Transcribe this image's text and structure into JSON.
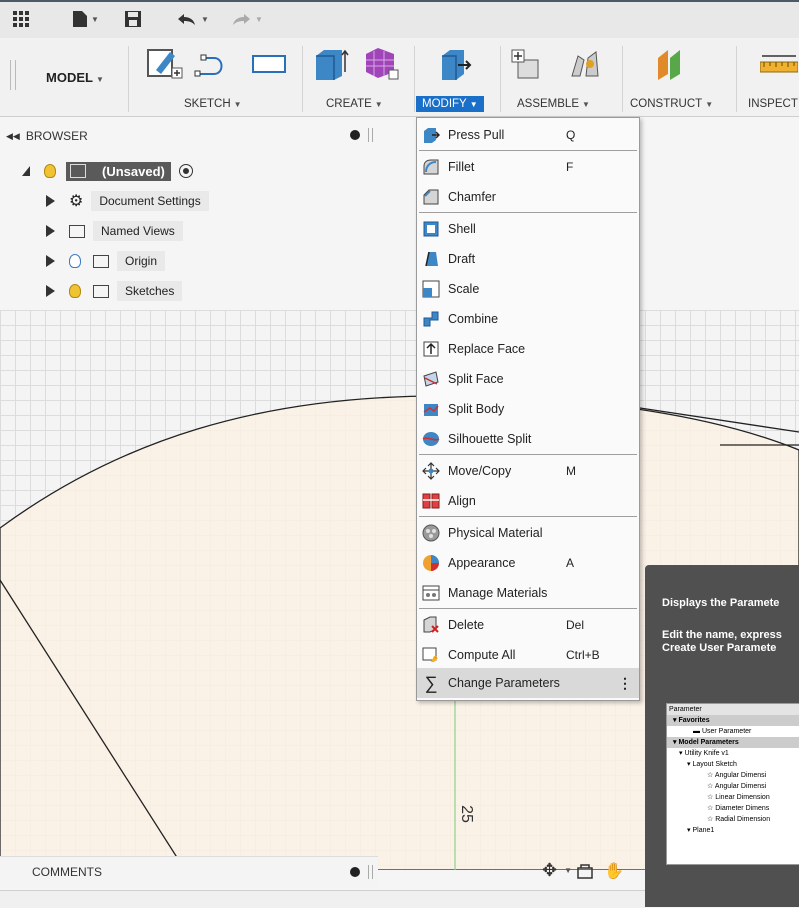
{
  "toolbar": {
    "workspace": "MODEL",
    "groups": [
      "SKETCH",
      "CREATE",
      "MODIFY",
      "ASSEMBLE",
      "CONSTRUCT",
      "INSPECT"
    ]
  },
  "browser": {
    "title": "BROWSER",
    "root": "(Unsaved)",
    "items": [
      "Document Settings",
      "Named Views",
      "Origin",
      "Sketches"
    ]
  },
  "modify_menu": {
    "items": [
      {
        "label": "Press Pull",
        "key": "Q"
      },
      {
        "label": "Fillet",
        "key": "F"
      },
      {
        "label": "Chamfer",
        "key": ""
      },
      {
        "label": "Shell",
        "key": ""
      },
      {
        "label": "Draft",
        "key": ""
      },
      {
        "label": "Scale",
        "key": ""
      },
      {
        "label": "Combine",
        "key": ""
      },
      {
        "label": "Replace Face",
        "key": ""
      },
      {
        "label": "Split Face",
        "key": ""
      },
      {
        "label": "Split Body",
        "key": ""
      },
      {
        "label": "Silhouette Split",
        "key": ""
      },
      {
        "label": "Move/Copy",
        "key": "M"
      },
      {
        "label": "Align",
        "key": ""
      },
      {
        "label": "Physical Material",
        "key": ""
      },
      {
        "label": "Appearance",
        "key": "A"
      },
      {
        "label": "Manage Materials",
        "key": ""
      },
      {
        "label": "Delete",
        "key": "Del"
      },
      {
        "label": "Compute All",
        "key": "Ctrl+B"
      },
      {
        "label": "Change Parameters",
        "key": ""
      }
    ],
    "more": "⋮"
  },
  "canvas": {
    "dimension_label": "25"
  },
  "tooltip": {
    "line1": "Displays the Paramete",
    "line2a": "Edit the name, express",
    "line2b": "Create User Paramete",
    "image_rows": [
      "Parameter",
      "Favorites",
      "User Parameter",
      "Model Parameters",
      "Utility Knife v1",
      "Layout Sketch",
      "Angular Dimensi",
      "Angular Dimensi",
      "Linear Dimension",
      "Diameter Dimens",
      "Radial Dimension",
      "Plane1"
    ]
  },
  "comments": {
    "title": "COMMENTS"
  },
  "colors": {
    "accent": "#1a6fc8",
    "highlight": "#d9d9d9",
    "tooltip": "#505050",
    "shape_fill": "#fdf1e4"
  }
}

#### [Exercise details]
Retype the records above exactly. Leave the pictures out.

#### [Answer for the task]
Transcribe this image's text and structure into JSON.
{
  "toolbar": {
    "workspace": "MODEL",
    "groups": [
      "SKETCH",
      "CREATE",
      "MODIFY",
      "ASSEMBLE",
      "CONSTRUCT",
      "INSPECT"
    ]
  },
  "browser": {
    "title": "BROWSER",
    "root": "(Unsaved)",
    "items": [
      "Document Settings",
      "Named Views",
      "Origin",
      "Sketches"
    ]
  },
  "modify_menu": {
    "items": [
      {
        "label": "Press Pull",
        "key": "Q"
      },
      {
        "label": "Fillet",
        "key": "F"
      },
      {
        "label": "Chamfer",
        "key": ""
      },
      {
        "label": "Shell",
        "key": ""
      },
      {
        "label": "Draft",
        "key": ""
      },
      {
        "label": "Scale",
        "key": ""
      },
      {
        "label": "Combine",
        "key": ""
      },
      {
        "label": "Replace Face",
        "key": ""
      },
      {
        "label": "Split Face",
        "key": ""
      },
      {
        "label": "Split Body",
        "key": ""
      },
      {
        "label": "Silhouette Split",
        "key": ""
      },
      {
        "label": "Move/Copy",
        "key": "M"
      },
      {
        "label": "Align",
        "key": ""
      },
      {
        "label": "Physical Material",
        "key": ""
      },
      {
        "label": "Appearance",
        "key": "A"
      },
      {
        "label": "Manage Materials",
        "key": ""
      },
      {
        "label": "Delete",
        "key": "Del"
      },
      {
        "label": "Compute All",
        "key": "Ctrl+B"
      },
      {
        "label": "Change Parameters",
        "key": ""
      }
    ],
    "more": "⋮"
  },
  "canvas": {
    "dimension_label": "25"
  },
  "tooltip": {
    "line1": "Displays the Paramete",
    "line2a": "Edit the name, express",
    "line2b": "Create User Paramete",
    "image_rows": [
      "Parameter",
      "Favorites",
      "User Parameter",
      "Model Parameters",
      "Utility Knife v1",
      "Layout Sketch",
      "Angular Dimensi",
      "Angular Dimensi",
      "Linear Dimension",
      "Diameter Dimens",
      "Radial Dimension",
      "Plane1"
    ]
  },
  "comments": {
    "title": "COMMENTS"
  },
  "colors": {
    "accent": "#1a6fc8",
    "highlight": "#d9d9d9",
    "tooltip": "#505050",
    "shape_fill": "#fdf1e4"
  }
}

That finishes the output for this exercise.